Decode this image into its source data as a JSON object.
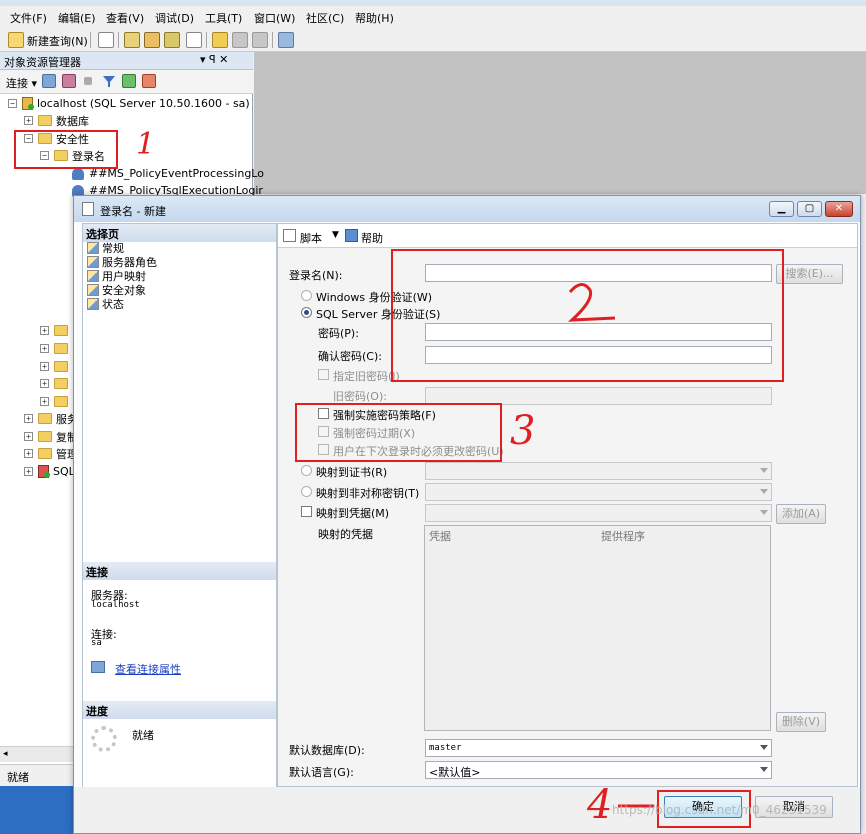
{
  "menubar": [
    "文件(F)",
    "编辑(E)",
    "查看(V)",
    "调试(D)",
    "工具(T)",
    "窗口(W)",
    "社区(C)",
    "帮助(H)"
  ],
  "toolbar": {
    "new_query": "新建查询(N)"
  },
  "object_explorer": {
    "title": "对象资源管理器",
    "pin": "▾ ꟼ ✕",
    "connect": "连接 ▾",
    "tree": {
      "server": "localhost (SQL Server 10.50.1600 - sa)",
      "databases": "数据库",
      "security": "安全性",
      "logins": "登录名",
      "login1": "##MS_PolicyEventProcessingLo",
      "login2": "##MS_PolicyTsqlExecutionLogir",
      "server_objects": "服务",
      "replication": "复制",
      "management": "管理",
      "sql_agent": "SQL"
    }
  },
  "statusbar": {
    "text": "就绪"
  },
  "dialog": {
    "title": "登录名 - 新建",
    "select_page": {
      "header": "选择页",
      "items": [
        "常规",
        "服务器角色",
        "用户映射",
        "安全对象",
        "状态"
      ]
    },
    "connection": {
      "header": "连接",
      "server_label": "服务器:",
      "server_value": "localhost",
      "conn_label": "连接:",
      "conn_value": "sa",
      "view_props": "查看连接属性"
    },
    "progress": {
      "header": "进度",
      "status": "就绪"
    },
    "toolbar": {
      "script": "脚本",
      "help": "帮助"
    },
    "form": {
      "login_name_label": "登录名(N):",
      "search_button": "搜索(E)...",
      "windows_auth": "Windows 身份验证(W)",
      "sql_auth": "SQL Server 身份验证(S)",
      "password_label": "密码(P):",
      "confirm_password_label": "确认密码(C):",
      "specify_old_password": "指定旧密码(I)",
      "old_password_label": "旧密码(O):",
      "enforce_policy": "强制实施密码策略(F)",
      "enforce_expiration": "强制密码过期(X)",
      "must_change": "用户在下次登录时必须更改密码(U)",
      "map_cert": "映射到证书(R)",
      "map_asym_key": "映射到非对称密钥(T)",
      "map_credential": "映射到凭据(M)",
      "add_button": "添加(A)",
      "mapped_credentials": "映射的凭据",
      "grid_columns": [
        "凭据",
        "提供程序"
      ],
      "remove_button": "删除(V)",
      "default_db_label": "默认数据库(D):",
      "default_db_value": "master",
      "default_lang_label": "默认语言(G):",
      "default_lang_value": "<默认值>"
    },
    "ok_button": "确定",
    "cancel_button": "取消"
  },
  "annotations": [
    "1",
    "2",
    "3",
    "4"
  ],
  "watermark": "https://blog.csdn.net/m0_46231539",
  "colors": {
    "annotation_red": "#e02020",
    "dialog_title": "#c5d8ee"
  }
}
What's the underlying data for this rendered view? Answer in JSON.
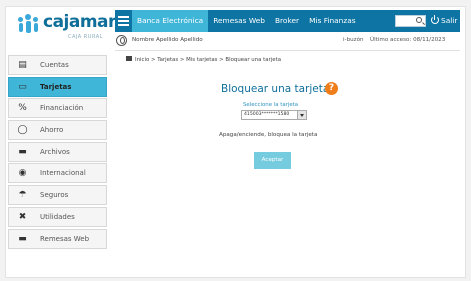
{
  "brand": {
    "name": "cajamar",
    "tagline": "CAJA RURAL"
  },
  "nav": {
    "items": [
      {
        "label": "Banca Electrónica",
        "active": true
      },
      {
        "label": "Remesas Web",
        "active": false
      },
      {
        "label": "Broker",
        "active": false
      },
      {
        "label": "Mis Finanzas",
        "active": false
      }
    ],
    "logout_label": "Salir",
    "accent": "#3fb5d8",
    "bar_color": "#0d74a3"
  },
  "user": {
    "name": "Nombre Apellido Apellido",
    "ibuzon": "i-buzón",
    "last_access": "Último acceso: 08/11/2023"
  },
  "sidebar": {
    "items": [
      {
        "label": "Cuentas",
        "icon": "ledger-icon",
        "active": false
      },
      {
        "label": "Tarjetas",
        "icon": "card-icon",
        "active": true
      },
      {
        "label": "Financiación",
        "icon": "percent-icon",
        "active": false
      },
      {
        "label": "Ahorro",
        "icon": "piggy-bank-icon",
        "active": false
      },
      {
        "label": "Archivos",
        "icon": "folder-icon",
        "active": false
      },
      {
        "label": "Internacional",
        "icon": "globe-icon",
        "active": false
      },
      {
        "label": "Seguros",
        "icon": "umbrella-icon",
        "active": false
      },
      {
        "label": "Utilidades",
        "icon": "tools-icon",
        "active": false
      },
      {
        "label": "Remesas Web",
        "icon": "folder-icon",
        "active": false
      }
    ]
  },
  "breadcrumb": "Inicio > Tarjetas > Mis tarjetas > Bloquear una tarjeta",
  "main": {
    "title": "Bloquear una tarjeta",
    "select_label": "Seleccione la tarjeta",
    "select_value": "415003*******1580",
    "description": "Apaga/enciende, bloquea la tarjeta",
    "accept_label": "Aceptar"
  }
}
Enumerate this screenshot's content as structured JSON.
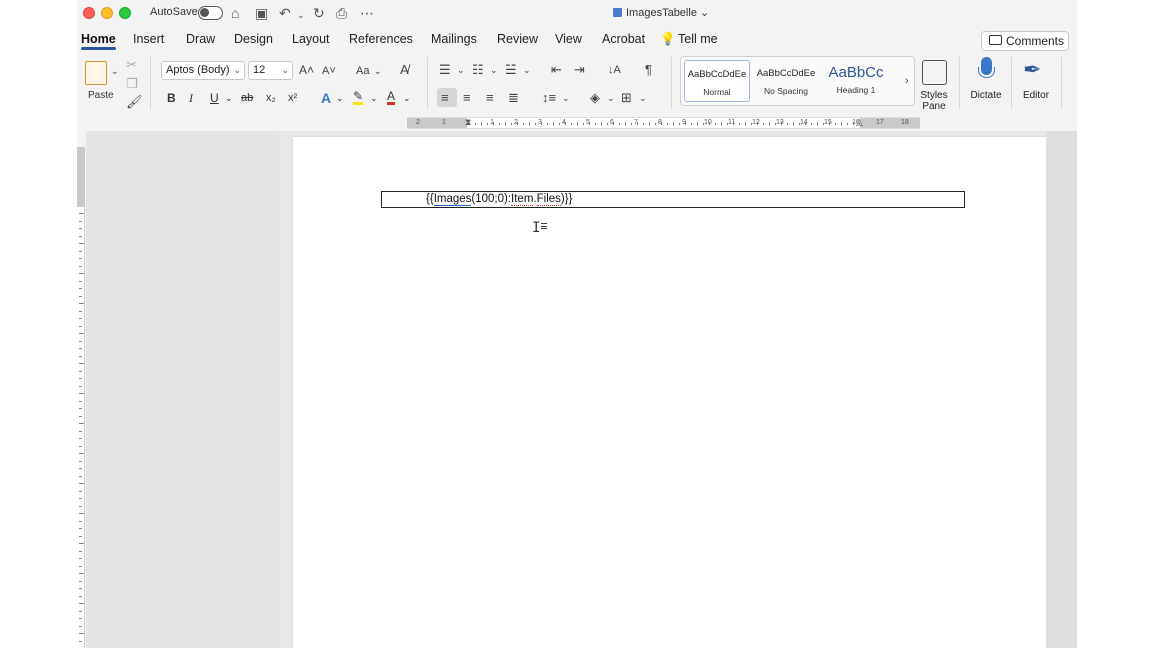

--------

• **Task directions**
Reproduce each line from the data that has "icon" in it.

• **Output**
        "icon": "ledger-icon",
        "icon": "card-icon",
        "icon": "percent-icon",
        "icon": "piggy-bank-icon",
        "icon": "folder-icon",
        "icon": "globe-icon",
        "icon": "umbrella-icon",
        "icon": "tools-icon",
        "icon": "folder-icon",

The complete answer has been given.